Information System to support the functional units of an enterprise are referred to as Enterprise Resource Planning Systems or ERP Systems. ERP software represents some of the most expensive software technologies, their cost often running into several crores of rupees. In fact, to host ERP software an organization will have to spend many more crores of rupees in buying powerful servers, operating systems software, RDBMS and a high performance network.
The cost of desktop computers and consultants to implement ERP software would be yet another investment needed. In short the decision to implement ERP calls for several crores of rupees of investment. That is why , these ERP systems are not discussed or decided by the departmental heads or purchasing committees but often by the board of directors and Chief Executive Officer of an Organization.
Why ERP ?
- Shortened product life cycle
Globalization has led to unprecedented levels of competition. To face such competition, successful corporations should follow the best business practices in the industry. Shortened life cycles call for continuous design improvement, manufacturing flexibility, super-efficient logistics control and better management of the entire supply chain. All these need faster access to accurate information both inside the organization and from the entire supply chain outside. The organizational units such as finance, marketing, production and HRD need to operate with a very high level of integration without losing flexibility.
ERP systems with an organization-wide view of business processes, business needs of information and flexibility meet these demands admirably. As per the developments in computing and communication technology, it is possible to network organizational units through reliable communication channels, providing tighter integration among them. The server technology today permits very high reliability and access to large data securely at reasonable cost. The open systems philosophy, client-server architecture, high performance operating systems, RDBMS and Rapid Application Development tools that permit such enterprise-wide systems to be deployed are available today. These explain the motivating factors behind contemporary ERP systems.
ERP systems can be viewed as a logical extension of the evolution of the following over the past four decades.
- Electronic Data Processing (EDP)
- Management Information systems (MIS)
- Decision Support Systems (DSS)
- Knowledge Based Systems (KBS)

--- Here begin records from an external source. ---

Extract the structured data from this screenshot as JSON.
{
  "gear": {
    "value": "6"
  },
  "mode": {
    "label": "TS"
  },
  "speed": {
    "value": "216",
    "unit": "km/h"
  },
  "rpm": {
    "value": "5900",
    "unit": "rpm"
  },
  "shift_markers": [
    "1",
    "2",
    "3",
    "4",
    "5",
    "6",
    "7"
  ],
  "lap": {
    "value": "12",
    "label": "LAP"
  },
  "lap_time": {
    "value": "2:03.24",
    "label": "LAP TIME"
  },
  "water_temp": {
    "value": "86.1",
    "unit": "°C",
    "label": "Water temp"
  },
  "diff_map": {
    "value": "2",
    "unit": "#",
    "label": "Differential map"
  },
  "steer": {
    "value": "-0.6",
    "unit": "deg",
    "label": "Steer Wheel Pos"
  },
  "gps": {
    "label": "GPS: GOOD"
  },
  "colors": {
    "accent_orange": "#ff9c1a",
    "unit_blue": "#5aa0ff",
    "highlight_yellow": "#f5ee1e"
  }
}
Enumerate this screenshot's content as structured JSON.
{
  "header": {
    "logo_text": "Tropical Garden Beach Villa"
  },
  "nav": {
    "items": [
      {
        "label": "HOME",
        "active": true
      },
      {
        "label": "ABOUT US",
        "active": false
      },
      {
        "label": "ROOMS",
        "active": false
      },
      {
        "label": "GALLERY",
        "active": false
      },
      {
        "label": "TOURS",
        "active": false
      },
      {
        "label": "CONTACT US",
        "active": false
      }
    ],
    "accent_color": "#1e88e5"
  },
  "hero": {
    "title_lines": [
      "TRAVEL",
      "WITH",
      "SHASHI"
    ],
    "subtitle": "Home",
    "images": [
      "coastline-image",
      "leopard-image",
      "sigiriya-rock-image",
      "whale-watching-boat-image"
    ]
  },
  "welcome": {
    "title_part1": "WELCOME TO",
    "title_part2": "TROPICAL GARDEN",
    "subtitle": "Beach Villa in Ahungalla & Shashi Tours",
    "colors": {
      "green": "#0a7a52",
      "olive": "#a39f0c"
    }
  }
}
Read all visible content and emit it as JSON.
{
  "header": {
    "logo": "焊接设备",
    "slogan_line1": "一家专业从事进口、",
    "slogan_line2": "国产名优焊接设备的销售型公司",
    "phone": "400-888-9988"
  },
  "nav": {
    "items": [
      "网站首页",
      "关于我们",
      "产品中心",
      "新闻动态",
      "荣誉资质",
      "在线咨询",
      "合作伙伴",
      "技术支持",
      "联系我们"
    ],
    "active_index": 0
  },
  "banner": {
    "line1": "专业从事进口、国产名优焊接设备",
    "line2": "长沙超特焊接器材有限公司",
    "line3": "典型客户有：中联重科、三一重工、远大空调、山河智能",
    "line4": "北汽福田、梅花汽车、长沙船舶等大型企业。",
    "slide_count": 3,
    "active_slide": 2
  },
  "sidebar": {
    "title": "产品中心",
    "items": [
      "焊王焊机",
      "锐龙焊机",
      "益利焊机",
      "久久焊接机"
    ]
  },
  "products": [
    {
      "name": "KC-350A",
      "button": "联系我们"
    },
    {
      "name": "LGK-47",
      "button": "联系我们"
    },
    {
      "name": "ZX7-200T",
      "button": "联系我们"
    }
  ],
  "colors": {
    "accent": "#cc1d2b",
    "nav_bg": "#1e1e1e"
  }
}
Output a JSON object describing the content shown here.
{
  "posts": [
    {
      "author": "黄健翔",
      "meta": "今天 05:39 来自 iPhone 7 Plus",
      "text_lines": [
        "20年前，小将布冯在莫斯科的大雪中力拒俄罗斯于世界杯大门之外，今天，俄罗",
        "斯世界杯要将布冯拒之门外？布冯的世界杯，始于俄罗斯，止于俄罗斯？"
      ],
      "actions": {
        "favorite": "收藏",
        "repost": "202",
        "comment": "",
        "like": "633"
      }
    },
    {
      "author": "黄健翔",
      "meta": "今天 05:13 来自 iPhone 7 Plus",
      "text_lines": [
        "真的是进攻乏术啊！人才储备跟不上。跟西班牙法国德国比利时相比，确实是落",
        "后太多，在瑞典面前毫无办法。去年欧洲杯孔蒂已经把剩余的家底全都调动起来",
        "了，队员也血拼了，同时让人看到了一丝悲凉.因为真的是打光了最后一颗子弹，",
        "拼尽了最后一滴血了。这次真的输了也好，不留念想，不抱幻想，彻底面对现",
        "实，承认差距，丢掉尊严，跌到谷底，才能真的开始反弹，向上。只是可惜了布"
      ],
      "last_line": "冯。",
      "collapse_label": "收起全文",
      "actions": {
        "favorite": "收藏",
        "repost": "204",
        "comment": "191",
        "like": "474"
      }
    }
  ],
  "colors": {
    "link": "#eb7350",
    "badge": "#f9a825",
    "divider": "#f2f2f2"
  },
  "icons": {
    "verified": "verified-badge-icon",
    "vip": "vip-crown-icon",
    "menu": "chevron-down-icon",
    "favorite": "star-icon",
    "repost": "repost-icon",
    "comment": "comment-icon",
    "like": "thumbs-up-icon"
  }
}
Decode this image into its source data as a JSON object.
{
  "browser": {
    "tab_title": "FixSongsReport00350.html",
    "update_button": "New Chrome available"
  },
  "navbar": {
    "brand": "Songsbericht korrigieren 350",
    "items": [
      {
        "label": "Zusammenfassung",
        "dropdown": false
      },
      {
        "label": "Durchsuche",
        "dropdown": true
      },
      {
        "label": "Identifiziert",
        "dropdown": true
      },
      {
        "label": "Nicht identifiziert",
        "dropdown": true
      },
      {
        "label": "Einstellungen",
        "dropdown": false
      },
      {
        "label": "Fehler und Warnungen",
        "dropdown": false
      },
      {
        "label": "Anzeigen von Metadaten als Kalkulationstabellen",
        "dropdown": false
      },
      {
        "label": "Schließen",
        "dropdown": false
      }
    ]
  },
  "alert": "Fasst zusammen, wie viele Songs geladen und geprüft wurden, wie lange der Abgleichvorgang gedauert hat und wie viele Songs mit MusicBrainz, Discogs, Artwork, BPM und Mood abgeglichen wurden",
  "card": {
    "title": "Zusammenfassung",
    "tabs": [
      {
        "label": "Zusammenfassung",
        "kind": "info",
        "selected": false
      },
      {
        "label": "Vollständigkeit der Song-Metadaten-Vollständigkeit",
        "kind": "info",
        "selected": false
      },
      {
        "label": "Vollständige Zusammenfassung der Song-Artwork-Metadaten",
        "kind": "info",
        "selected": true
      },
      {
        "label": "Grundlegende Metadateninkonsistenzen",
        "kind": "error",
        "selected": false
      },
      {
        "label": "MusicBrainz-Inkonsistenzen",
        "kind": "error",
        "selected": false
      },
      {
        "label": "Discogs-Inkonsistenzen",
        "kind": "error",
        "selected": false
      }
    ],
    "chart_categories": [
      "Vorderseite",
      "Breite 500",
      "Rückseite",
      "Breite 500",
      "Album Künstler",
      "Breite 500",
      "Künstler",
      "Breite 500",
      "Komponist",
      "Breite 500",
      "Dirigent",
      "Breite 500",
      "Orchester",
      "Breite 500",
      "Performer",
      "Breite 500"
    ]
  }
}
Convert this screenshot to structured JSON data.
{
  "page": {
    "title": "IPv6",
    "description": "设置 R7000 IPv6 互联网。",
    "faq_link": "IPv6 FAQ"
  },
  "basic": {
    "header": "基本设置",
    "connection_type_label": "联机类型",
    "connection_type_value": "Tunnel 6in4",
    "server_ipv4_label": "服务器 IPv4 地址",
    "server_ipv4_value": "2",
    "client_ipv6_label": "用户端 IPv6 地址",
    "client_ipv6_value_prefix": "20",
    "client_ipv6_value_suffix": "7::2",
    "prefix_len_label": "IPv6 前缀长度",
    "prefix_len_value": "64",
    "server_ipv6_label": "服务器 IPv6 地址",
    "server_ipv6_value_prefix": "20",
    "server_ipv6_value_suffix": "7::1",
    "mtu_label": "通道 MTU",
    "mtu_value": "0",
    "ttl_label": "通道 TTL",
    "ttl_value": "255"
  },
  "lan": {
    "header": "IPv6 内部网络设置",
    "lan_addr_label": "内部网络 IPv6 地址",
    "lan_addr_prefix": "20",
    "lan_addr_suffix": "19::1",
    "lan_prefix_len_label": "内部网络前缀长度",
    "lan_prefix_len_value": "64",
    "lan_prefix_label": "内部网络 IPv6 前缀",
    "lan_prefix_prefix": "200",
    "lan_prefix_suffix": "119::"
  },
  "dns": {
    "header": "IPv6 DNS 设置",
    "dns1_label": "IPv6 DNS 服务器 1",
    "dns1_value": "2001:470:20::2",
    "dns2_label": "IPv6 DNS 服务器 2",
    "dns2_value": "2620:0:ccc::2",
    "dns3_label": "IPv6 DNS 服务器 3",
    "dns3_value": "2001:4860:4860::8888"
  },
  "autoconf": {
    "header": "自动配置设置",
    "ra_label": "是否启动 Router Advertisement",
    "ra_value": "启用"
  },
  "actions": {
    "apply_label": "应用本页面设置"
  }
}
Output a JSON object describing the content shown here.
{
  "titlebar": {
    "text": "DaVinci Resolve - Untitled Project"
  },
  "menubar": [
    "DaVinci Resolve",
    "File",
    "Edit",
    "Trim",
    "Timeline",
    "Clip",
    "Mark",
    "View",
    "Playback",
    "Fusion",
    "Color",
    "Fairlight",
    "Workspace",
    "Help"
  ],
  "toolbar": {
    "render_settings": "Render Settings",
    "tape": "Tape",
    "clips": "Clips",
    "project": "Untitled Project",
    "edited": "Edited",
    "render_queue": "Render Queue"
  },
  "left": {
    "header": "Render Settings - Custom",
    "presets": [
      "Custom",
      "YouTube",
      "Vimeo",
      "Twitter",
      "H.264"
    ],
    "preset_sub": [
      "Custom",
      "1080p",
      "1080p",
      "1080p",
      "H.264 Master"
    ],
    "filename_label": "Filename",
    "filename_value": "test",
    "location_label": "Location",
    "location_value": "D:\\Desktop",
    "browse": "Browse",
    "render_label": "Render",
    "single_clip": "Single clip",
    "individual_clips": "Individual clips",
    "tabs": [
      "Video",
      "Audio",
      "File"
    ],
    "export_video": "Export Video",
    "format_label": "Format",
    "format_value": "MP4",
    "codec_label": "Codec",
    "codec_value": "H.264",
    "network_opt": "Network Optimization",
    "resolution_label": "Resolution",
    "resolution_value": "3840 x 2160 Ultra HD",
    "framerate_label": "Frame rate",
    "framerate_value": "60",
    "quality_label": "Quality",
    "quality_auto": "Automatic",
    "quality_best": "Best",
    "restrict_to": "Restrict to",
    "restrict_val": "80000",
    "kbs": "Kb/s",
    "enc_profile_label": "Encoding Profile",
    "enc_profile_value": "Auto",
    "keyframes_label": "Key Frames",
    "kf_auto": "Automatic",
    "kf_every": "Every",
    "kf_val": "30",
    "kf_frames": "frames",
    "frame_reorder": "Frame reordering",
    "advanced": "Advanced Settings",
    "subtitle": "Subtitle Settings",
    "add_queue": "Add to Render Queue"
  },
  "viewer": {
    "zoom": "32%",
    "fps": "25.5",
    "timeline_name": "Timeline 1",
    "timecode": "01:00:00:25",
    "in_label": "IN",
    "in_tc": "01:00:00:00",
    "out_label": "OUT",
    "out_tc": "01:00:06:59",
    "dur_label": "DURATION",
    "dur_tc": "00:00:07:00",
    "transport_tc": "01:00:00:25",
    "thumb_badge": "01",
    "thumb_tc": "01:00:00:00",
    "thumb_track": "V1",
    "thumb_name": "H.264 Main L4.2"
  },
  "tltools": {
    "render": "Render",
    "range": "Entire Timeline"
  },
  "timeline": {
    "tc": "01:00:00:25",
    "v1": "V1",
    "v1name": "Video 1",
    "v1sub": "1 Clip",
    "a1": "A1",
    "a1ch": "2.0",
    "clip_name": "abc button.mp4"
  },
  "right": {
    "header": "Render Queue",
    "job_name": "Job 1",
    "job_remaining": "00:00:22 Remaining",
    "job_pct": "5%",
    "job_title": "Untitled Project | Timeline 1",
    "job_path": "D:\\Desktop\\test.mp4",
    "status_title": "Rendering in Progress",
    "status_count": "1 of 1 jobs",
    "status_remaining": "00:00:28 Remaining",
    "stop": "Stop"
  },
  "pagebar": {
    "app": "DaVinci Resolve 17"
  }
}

EDP systems concentrated on the efficiency aspect to get mundane things like payroll calculation, inventory reports or census reports generated faster and more accurately. The MIS systems addressed the operational information needs through effectiveness measures like exception reporting, insights into processes etc. DSS used extensive modeling tools such as optimization, simulation and statistical analysis to reveal patterns in the information generated by MIS systems to genuinely support tactical and even strategic decisions. KBS systems went beyond data, information and models to capture the knowledge of the decision maker and to use the captured knowledge to propose far superior solutions. Fortunately, this permitted an evolution of ideas and maturity of computer applications in management.
A related development categorized the applications through the tasks addressed as follows.
- Office Automation Systems (OA)
- Transaction Processing and Decision Support (TPDS)
Unfortunately, both the approaches missed out the key issue of integration. The first classification assumes a compartmentalization across the layers of management. The second classification assumes that the tasks are independent. Both assumptions are invalid in the real-world scenario. ERP systems remove the deficiencies by taking a holistic view of information across the organization and capture the essence of the business processes.